::: Source material :::
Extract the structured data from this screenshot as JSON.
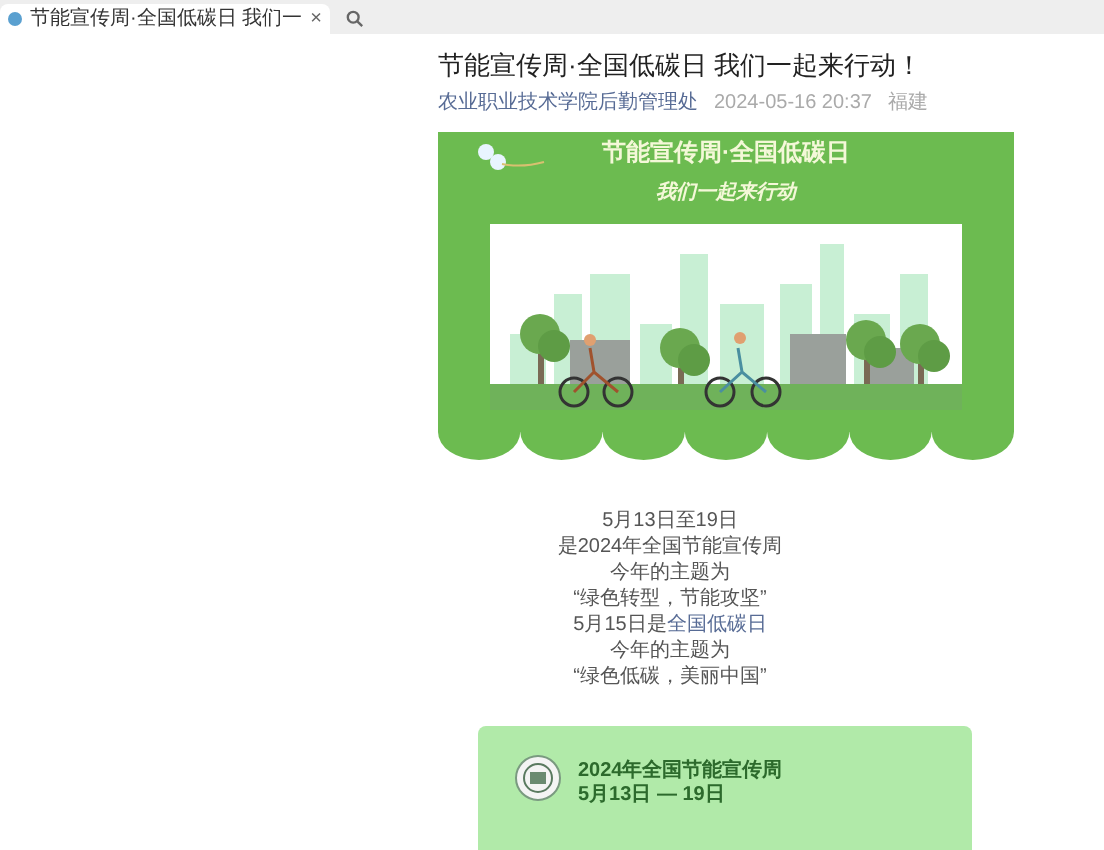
{
  "browser_tab": {
    "title": "节能宣传周·全国低碳日 我们一",
    "close": "×"
  },
  "article": {
    "title": "节能宣传周·全国低碳日 我们一起来行动！",
    "author": "农业职业技术学院后勤管理处",
    "date": "2024-05-16 20:37",
    "location": "福建"
  },
  "banner": {
    "title": "节能宣传周·全国低碳日",
    "subtitle": "我们一起来行动"
  },
  "body_lines": [
    {
      "text": "5月13日至19日"
    },
    {
      "text": "是2024年全国节能宣传周"
    },
    {
      "text": "今年的主题为"
    },
    {
      "text": "“绿色转型，节能攻坚”"
    },
    {
      "text": "5月15日是",
      "link": "全国低碳日"
    },
    {
      "text": "今年的主题为"
    },
    {
      "text": "“绿色低碳，美丽中国”"
    }
  ],
  "card": {
    "title": "2024年全国节能宣传周",
    "subtitle": "5月13日 — 19日"
  }
}
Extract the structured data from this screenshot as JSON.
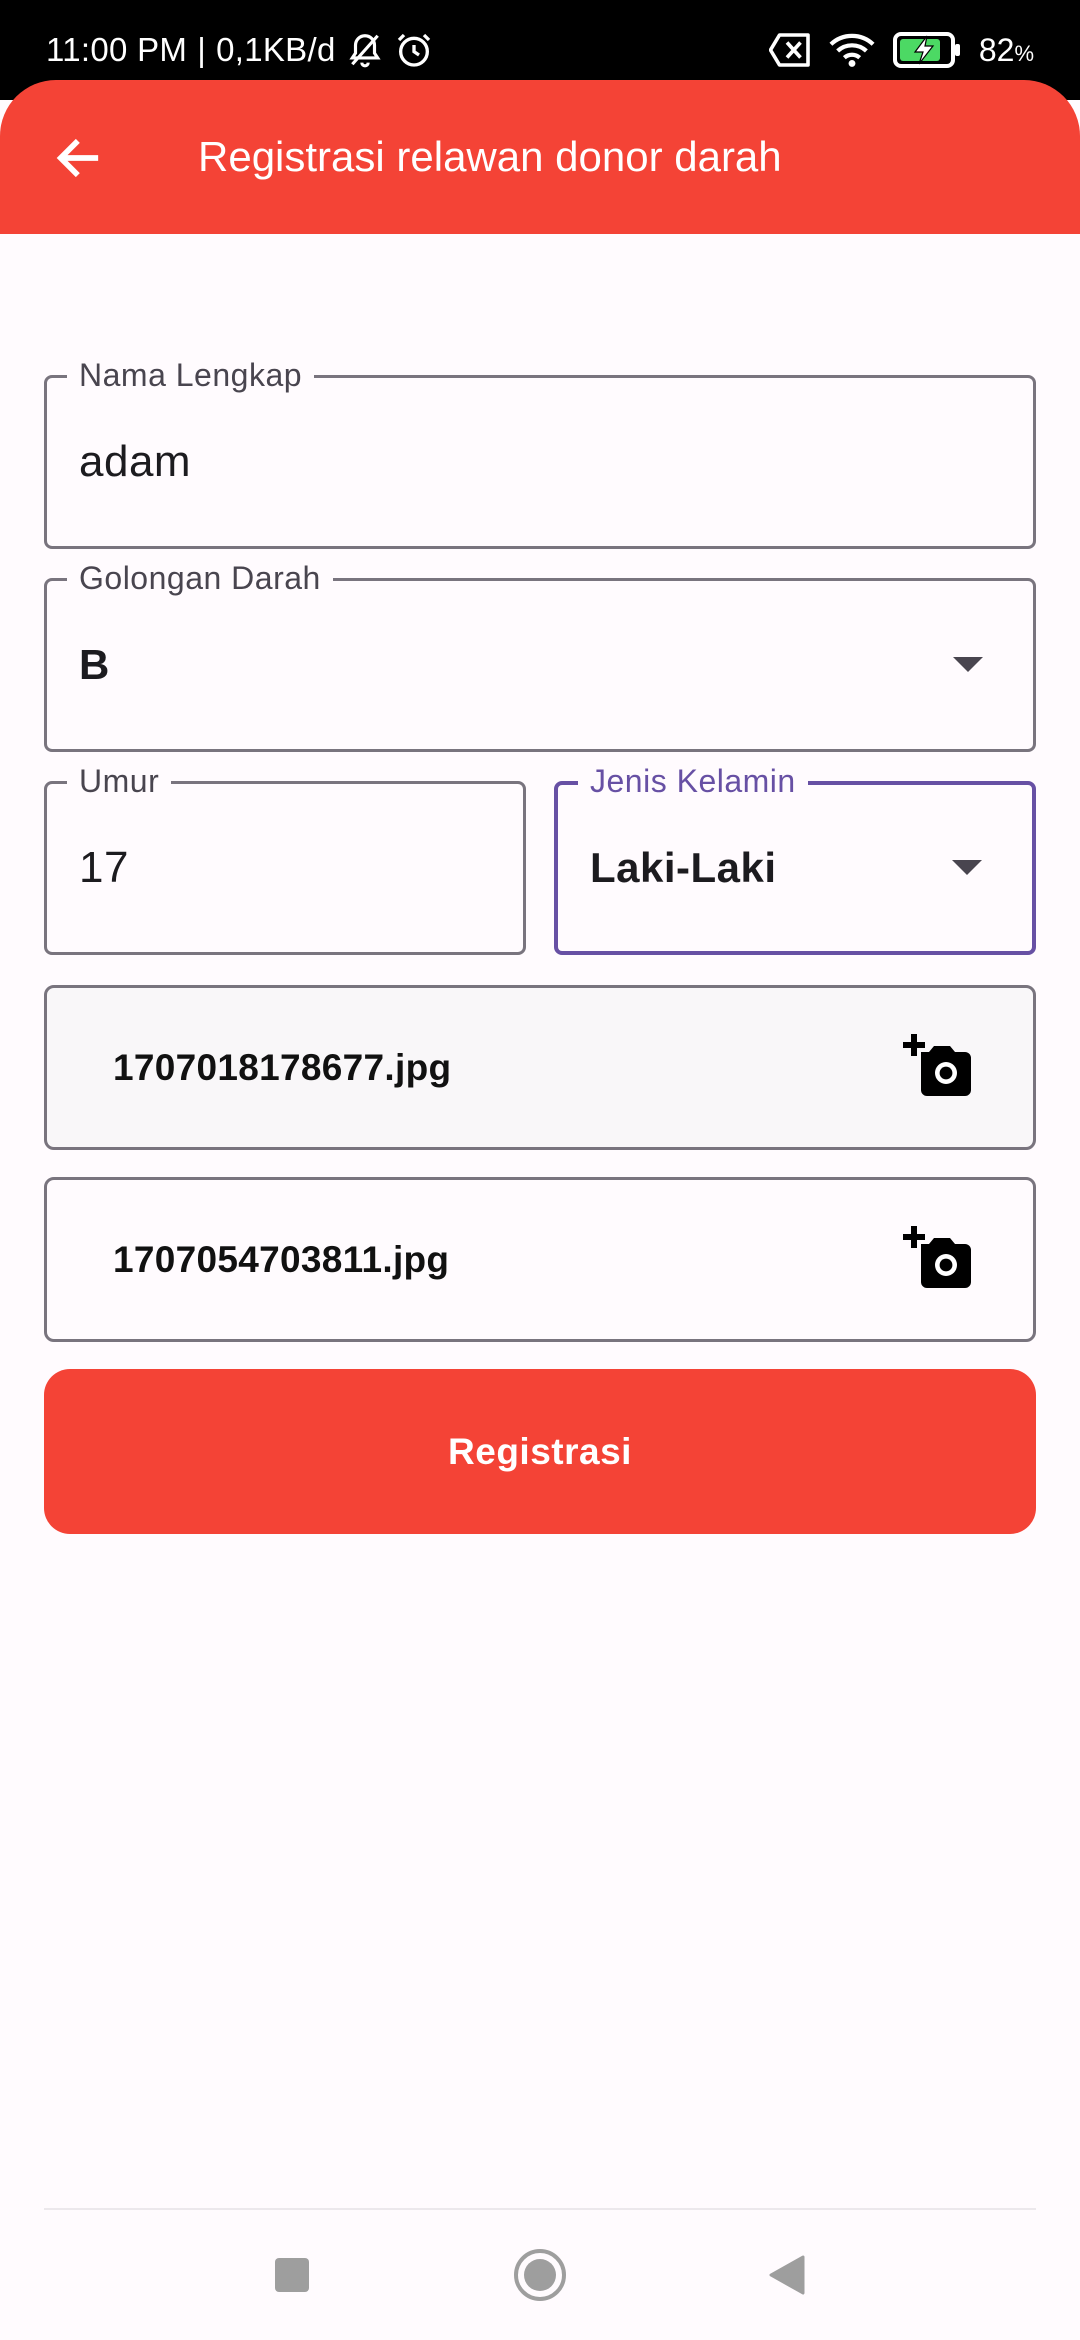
{
  "status_bar": {
    "time": "11:00 PM",
    "separator": "|",
    "network_speed": "0,1KB/d",
    "battery_percent": "82",
    "battery_unit": "%"
  },
  "app_bar": {
    "title": "Registrasi relawan donor darah"
  },
  "form": {
    "nama_lengkap": {
      "label": "Nama Lengkap",
      "value": "adam"
    },
    "golongan_darah": {
      "label": "Golongan Darah",
      "value": "B"
    },
    "umur": {
      "label": "Umur",
      "value": "17"
    },
    "jenis_kelamin": {
      "label": "Jenis Kelamin",
      "value": "Laki-Laki"
    },
    "photo_1": {
      "filename": "1707018178677.jpg"
    },
    "photo_2": {
      "filename": "1707054703811.jpg"
    },
    "submit_label": "Registrasi"
  },
  "colors": {
    "primary": "#f44336",
    "focus": "#6750a4",
    "outline": "#79747e",
    "background": "#fffbfe"
  },
  "icons": {
    "back": "arrow-left-icon",
    "camera": "add-a-photo-icon",
    "dropdown": "arrow-drop-down-icon",
    "nav_recents": "square-icon",
    "nav_home": "circle-icon",
    "nav_back": "triangle-left-icon"
  }
}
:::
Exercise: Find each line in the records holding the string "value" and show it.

Answer space:
      "value": "adam"
      "value": "B"
      "value": "17"
      "value": "Laki-Laki"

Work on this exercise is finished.